I firmly believe that any day that ends with my being dirty was a good day. The dirt can be from playing, from working hard, from having an adventure or even a misadventure. But if I come home and I’m dirty it can only mean:
- I’m safely home,
- I’m still alive, and
- I was really living. (There is a difference between merely being alive and truly living).
Getting dirty – whether in word, thought or deed – means you’ve done something to flout the straight and narrow conventions that say we must behave ourselves and be clean and in control at all times.
The other day on my way into work I stopped to greet three Rottweilers that were out with their owner having a wet, mucky romp. I know these dogs so their hello back was canine joyous and very big. I ended up covered in mud and slobber from my chin to my knees. I couldn’t have been happier.

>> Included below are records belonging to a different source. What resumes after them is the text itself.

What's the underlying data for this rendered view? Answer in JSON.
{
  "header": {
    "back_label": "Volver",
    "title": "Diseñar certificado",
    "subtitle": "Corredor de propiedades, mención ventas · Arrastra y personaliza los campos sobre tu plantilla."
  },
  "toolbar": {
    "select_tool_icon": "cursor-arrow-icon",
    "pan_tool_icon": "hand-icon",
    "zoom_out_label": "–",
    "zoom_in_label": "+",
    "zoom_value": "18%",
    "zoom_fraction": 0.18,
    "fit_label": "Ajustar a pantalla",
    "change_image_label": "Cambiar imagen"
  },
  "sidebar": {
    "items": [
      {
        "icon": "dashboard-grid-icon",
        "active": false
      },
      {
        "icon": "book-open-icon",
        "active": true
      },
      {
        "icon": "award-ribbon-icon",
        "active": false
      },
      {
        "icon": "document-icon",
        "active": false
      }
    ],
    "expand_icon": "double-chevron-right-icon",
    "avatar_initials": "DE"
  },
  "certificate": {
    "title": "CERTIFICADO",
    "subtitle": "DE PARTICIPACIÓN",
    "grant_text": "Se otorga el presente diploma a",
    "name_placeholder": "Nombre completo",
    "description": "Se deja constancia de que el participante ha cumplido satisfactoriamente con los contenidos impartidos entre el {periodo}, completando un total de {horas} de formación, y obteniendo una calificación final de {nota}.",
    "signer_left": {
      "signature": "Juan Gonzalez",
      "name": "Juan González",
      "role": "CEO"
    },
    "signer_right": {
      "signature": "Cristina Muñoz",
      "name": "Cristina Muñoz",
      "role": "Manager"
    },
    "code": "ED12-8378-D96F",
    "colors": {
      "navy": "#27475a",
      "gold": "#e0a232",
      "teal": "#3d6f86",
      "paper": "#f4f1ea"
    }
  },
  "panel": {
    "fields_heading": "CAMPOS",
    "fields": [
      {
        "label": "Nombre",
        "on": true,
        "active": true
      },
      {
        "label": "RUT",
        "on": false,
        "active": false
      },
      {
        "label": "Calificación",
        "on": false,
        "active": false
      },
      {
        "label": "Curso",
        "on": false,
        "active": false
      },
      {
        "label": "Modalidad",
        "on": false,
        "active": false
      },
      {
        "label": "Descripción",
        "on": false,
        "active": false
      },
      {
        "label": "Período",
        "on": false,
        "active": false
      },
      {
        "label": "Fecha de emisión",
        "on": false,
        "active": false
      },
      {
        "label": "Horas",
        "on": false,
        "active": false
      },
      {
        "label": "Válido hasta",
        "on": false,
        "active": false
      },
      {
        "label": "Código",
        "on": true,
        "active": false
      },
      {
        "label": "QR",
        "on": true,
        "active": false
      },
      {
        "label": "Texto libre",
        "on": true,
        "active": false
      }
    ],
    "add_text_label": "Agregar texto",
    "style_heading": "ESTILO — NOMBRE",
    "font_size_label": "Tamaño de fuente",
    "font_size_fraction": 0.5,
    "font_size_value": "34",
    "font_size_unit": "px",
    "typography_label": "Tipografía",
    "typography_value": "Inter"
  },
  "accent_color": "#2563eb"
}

As I walked into the office I was smiling and thinking “It’s not even 9:00 a.m. and I’m already dirty. It’s going to be a great day!” And it was.